TASK INPUT —
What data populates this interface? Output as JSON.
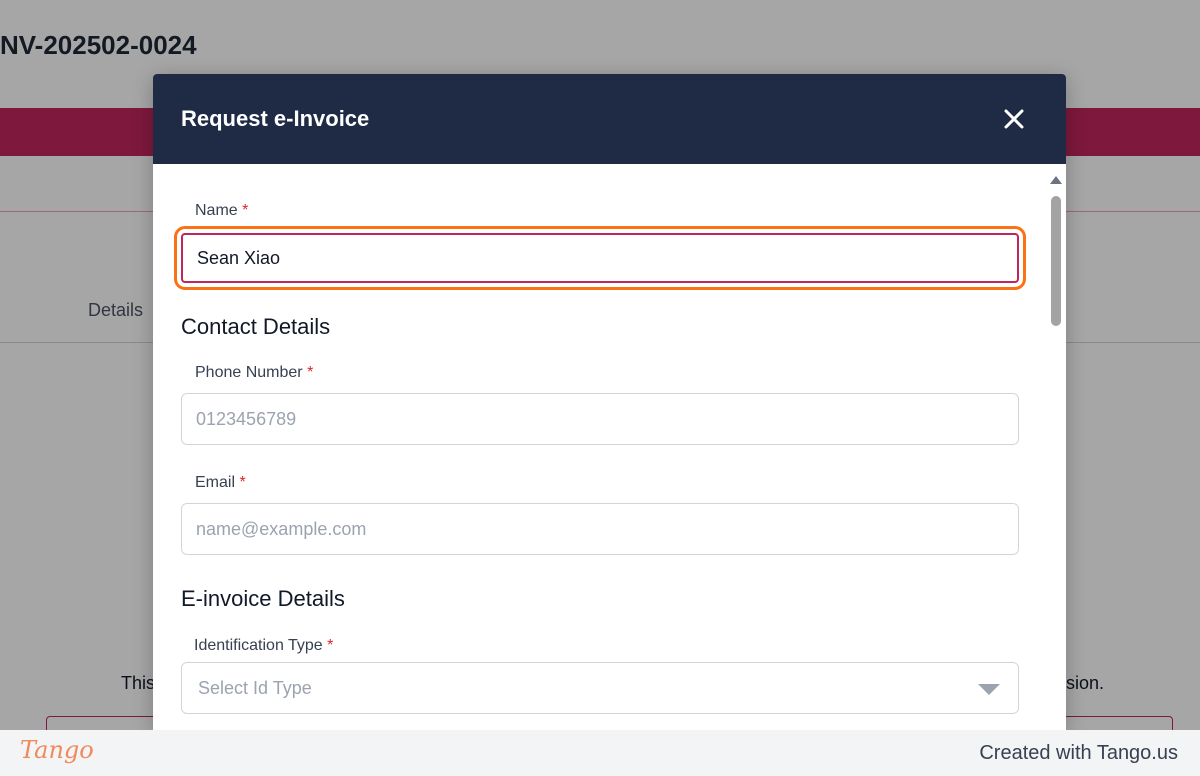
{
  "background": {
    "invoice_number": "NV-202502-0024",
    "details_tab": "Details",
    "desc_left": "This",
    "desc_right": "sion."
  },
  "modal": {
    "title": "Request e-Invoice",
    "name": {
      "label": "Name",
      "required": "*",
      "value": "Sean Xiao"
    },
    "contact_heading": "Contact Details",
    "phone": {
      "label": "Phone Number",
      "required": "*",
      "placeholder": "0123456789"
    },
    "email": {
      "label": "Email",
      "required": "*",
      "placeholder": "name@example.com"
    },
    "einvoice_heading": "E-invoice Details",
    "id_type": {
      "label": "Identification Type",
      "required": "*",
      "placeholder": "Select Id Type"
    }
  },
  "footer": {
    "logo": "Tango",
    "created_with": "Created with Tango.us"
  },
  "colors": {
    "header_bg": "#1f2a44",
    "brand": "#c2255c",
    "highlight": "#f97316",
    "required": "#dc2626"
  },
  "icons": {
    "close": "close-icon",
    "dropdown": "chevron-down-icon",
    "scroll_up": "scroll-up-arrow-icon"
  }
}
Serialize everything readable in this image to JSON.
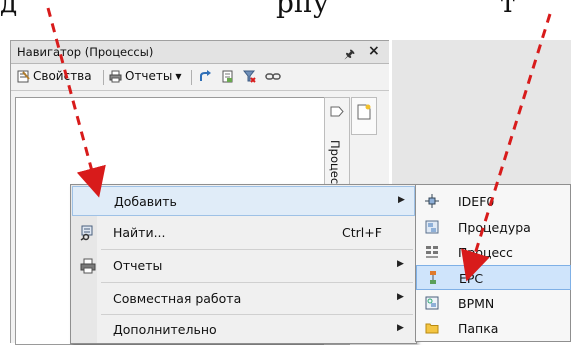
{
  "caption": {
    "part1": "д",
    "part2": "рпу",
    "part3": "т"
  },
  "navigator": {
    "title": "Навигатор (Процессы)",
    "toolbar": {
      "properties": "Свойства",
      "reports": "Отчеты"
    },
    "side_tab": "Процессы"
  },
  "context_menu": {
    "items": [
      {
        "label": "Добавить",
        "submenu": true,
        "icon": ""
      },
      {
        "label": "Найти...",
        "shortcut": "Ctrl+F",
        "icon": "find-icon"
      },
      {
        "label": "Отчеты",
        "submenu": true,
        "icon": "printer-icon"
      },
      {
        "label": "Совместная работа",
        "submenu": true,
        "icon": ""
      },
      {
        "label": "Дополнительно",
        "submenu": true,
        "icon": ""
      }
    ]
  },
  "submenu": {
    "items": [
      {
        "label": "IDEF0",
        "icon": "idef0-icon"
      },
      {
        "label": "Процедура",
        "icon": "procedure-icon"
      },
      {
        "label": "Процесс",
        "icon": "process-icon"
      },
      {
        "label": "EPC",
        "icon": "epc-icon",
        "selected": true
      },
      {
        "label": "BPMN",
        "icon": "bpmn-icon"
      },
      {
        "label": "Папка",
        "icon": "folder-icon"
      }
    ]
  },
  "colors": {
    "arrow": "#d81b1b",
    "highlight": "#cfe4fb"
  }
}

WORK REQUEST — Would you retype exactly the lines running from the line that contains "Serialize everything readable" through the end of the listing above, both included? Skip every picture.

EXERCISE RESULT —
Serialize everything readable in this image to JSON.
{
  "caption": {
    "part1": "д",
    "part2": "рпу",
    "part3": "т"
  },
  "navigator": {
    "title": "Навигатор (Процессы)",
    "toolbar": {
      "properties": "Свойства",
      "reports": "Отчеты"
    },
    "side_tab": "Процессы"
  },
  "context_menu": {
    "items": [
      {
        "label": "Добавить",
        "submenu": true,
        "icon": ""
      },
      {
        "label": "Найти...",
        "shortcut": "Ctrl+F",
        "icon": "find-icon"
      },
      {
        "label": "Отчеты",
        "submenu": true,
        "icon": "printer-icon"
      },
      {
        "label": "Совместная работа",
        "submenu": true,
        "icon": ""
      },
      {
        "label": "Дополнительно",
        "submenu": true,
        "icon": ""
      }
    ]
  },
  "submenu": {
    "items": [
      {
        "label": "IDEF0",
        "icon": "idef0-icon"
      },
      {
        "label": "Процедура",
        "icon": "procedure-icon"
      },
      {
        "label": "Процесс",
        "icon": "process-icon"
      },
      {
        "label": "EPC",
        "icon": "epc-icon",
        "selected": true
      },
      {
        "label": "BPMN",
        "icon": "bpmn-icon"
      },
      {
        "label": "Папка",
        "icon": "folder-icon"
      }
    ]
  },
  "colors": {
    "arrow": "#d81b1b",
    "highlight": "#cfe4fb"
  }
}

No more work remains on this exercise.